Source records:
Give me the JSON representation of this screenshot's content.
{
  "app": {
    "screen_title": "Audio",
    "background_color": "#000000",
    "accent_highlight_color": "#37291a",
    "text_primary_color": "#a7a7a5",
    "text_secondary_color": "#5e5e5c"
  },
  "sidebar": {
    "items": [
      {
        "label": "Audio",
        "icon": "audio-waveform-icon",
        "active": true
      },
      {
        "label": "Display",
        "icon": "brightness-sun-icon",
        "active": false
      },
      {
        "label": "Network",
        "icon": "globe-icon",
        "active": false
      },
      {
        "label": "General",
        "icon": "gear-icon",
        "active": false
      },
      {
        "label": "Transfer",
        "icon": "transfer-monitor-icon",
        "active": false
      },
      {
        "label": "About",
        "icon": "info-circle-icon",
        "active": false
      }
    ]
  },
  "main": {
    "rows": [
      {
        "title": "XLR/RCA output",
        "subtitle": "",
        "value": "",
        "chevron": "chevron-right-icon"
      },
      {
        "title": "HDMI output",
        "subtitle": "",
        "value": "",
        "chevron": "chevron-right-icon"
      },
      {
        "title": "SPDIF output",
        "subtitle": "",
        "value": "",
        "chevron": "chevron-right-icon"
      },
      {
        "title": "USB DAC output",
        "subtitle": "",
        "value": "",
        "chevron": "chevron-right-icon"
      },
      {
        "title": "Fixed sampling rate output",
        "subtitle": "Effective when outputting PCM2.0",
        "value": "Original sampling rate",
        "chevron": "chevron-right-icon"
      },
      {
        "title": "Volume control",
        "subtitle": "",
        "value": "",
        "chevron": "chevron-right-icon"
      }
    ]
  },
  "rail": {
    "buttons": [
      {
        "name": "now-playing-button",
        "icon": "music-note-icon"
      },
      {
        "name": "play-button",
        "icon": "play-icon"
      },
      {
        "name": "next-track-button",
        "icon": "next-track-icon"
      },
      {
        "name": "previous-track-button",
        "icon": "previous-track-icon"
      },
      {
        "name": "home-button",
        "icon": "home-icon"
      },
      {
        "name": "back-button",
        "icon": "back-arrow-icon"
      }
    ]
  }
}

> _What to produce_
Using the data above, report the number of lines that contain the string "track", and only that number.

> _Solution to the exercise_
4